WHAT THE TASK REQUIRES
Find the number of lines below in which the word "Total" occurs. Write only that number.
------ EXERCISE DATA ------
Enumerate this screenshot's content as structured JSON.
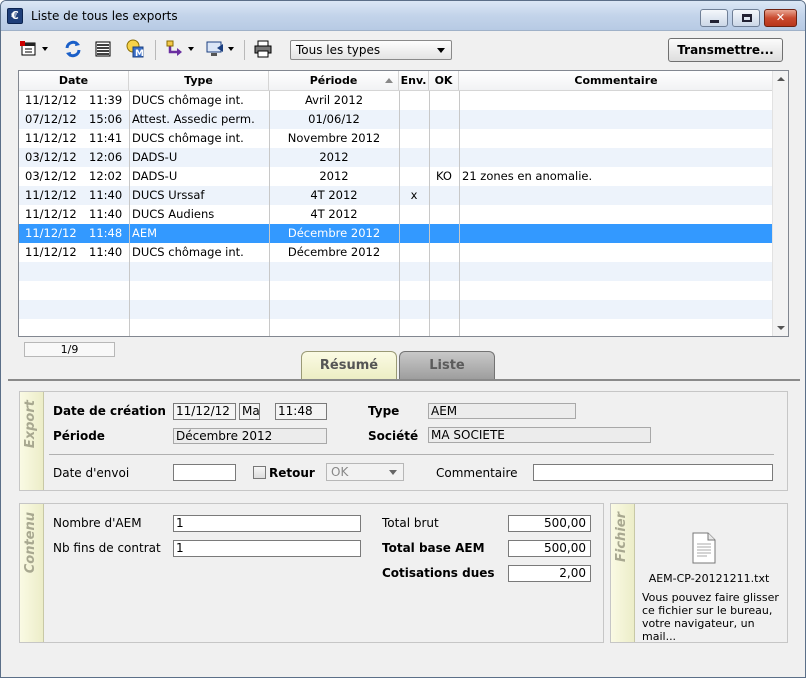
{
  "window": {
    "title": "Liste de tous les exports",
    "app_icon_letter": "€"
  },
  "toolbar": {
    "type_filter": "Tous les types",
    "transmit_label": "Transmettre...",
    "icons": [
      "export-wizard-icon",
      "refresh-icon",
      "list-view-icon",
      "badge-m-icon",
      "import-arrow-icon",
      "monitor-icon",
      "printer-icon"
    ]
  },
  "grid": {
    "columns": [
      "Date",
      "Type",
      "Période",
      "Env.",
      "OK",
      "Commentaire"
    ],
    "rows": [
      {
        "date": "11/12/12",
        "time": "11:39",
        "type": "DUCS chômage int.",
        "period": "Avril 2012",
        "env": "",
        "ok": "",
        "comment": ""
      },
      {
        "date": "07/12/12",
        "time": "15:06",
        "type": "Attest. Assedic perm.",
        "period": "01/06/12",
        "env": "",
        "ok": "",
        "comment": ""
      },
      {
        "date": "11/12/12",
        "time": "11:41",
        "type": "DUCS chômage int.",
        "period": "Novembre 2012",
        "env": "",
        "ok": "",
        "comment": ""
      },
      {
        "date": "03/12/12",
        "time": "12:06",
        "type": "DADS-U",
        "period": "2012",
        "env": "",
        "ok": "",
        "comment": ""
      },
      {
        "date": "03/12/12",
        "time": "12:02",
        "type": "DADS-U",
        "period": "2012",
        "env": "",
        "ok": "KO",
        "comment": "21 zones en anomalie."
      },
      {
        "date": "11/12/12",
        "time": "11:40",
        "type": "DUCS Urssaf",
        "period": "4T 2012",
        "env": "x",
        "ok": "",
        "comment": ""
      },
      {
        "date": "11/12/12",
        "time": "11:40",
        "type": "DUCS Audiens",
        "period": "4T 2012",
        "env": "",
        "ok": "",
        "comment": ""
      },
      {
        "date": "11/12/12",
        "time": "11:48",
        "type": "AEM",
        "period": "Décembre 2012",
        "env": "",
        "ok": "",
        "comment": ""
      },
      {
        "date": "11/12/12",
        "time": "11:40",
        "type": "DUCS chômage int.",
        "period": "Décembre 2012",
        "env": "",
        "ok": "",
        "comment": ""
      }
    ],
    "selected_index": 7,
    "counter": "1/9"
  },
  "tabs": {
    "summary": "Résumé",
    "list": "Liste"
  },
  "export": {
    "section": "Export",
    "creation_label": "Date de création",
    "creation_date": "11/12/12",
    "creation_day": "Ma",
    "creation_time": "11:48",
    "type_label": "Type",
    "type_value": "AEM",
    "period_label": "Période",
    "period_value": "Décembre 2012",
    "company_label": "Société",
    "company_value": "MA SOCIETE",
    "send_date_label": "Date d'envoi",
    "send_date_value": "",
    "return_label": "Retour",
    "status_value": "OK",
    "comment_label": "Commentaire",
    "comment_value": ""
  },
  "content": {
    "section": "Contenu",
    "aem_count_label": "Nombre d'AEM",
    "aem_count": "1",
    "contract_end_label": "Nb fins de contrat",
    "contract_end": "1",
    "gross_label": "Total brut",
    "gross": "500,00",
    "aem_base_label": "Total base AEM",
    "aem_base": "500,00",
    "contrib_label": "Cotisations dues",
    "contrib": "2,00"
  },
  "file": {
    "section": "Fichier",
    "name": "AEM-CP-20121211.txt",
    "hint": "Vous pouvez faire glisser ce fichier sur le bureau, votre navigateur, un mail..."
  }
}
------
WRITTEN RESPONSE
2